Objectives: The objective of this study was to develop and evaluate abbreviated versions of the Word Auditory Recognition and Recall Measure (WARRM) as part of an iterative process in the development of a feasible test for potential future clinical use.
Design: The three original WARRM (O-WARRM) randomizations were modified by altering the presentation paradigm. Instead of presenting 5 trials per set size with set size increasing from 2 to 6 as in the O-WARRM (n = 100 words), the experimental WARRM (E-WARRM) paradigm consisted of one trial from each of set sizes 2 to 6 to create a "run" (n = 20 words) with each randomization consisting of 5 runs (n = 100 words). A total of 24 younger listeners with normal hearing and 48 older listeners with hearing loss (OHL) were administered 1 randomization of the O-WARRM and 1 different randomization of the E-WARRM.
Results: The recognition and recall performances on the O-WARRM and all versions of the E-WARRM (five individual runs and overall) were similar within each listener group, with the younger listeners with normal hearing outperforming the OHL listeners on all measures. Correlation analyses revealed moderate to strong associations between the abbreviated WARRM runs and the O-WARRM for the OHL listener group. Hierarchical regression modeling suggested that run 1 of the E-WARRM was a good predictor of O-WARRM performance and that adding additional runs did not improve the prediction.
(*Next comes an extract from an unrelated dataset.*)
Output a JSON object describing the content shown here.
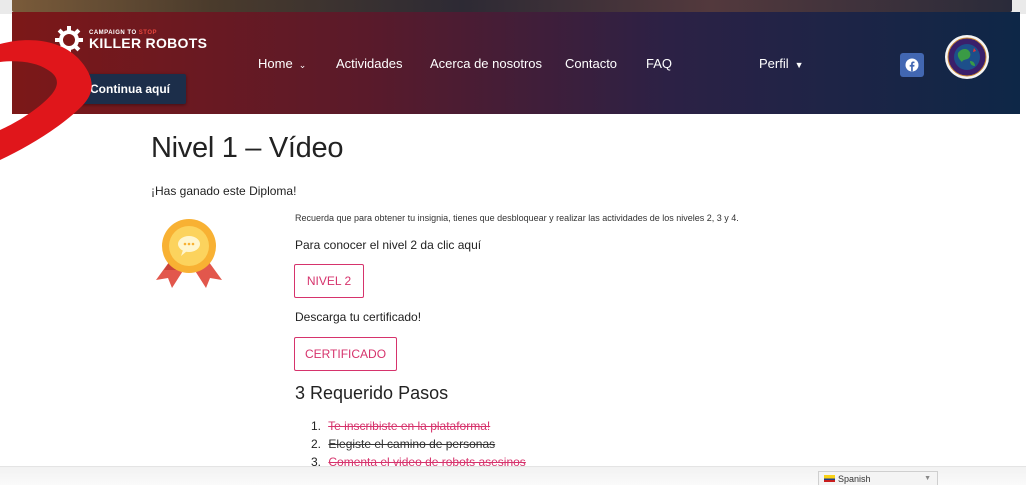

Taken together, these findings suggest that administering one run from the E-WARRM warrants further examination for clinical use. Additional analyses revealed equivalent scores on all five runs from the three E-WARRM randomizations for both listener groups.
Conclusions: Abbreviated versions of the O-WARRM were developed as part of this study. This was accomplished by modifying the original presentation paradigm and creating 15 unique "runs" among the original 3 randomizations. The resulting 15 runs could be considered 15 unique and abbreviated WARRM lists that have potential, in the future after further studies are conducted to establish important properties, for clinic use. The abbreviated WARRM lists may be useful for quantifying auditory working memory of listeners with hearing loss during the audiologic rehabilitation process.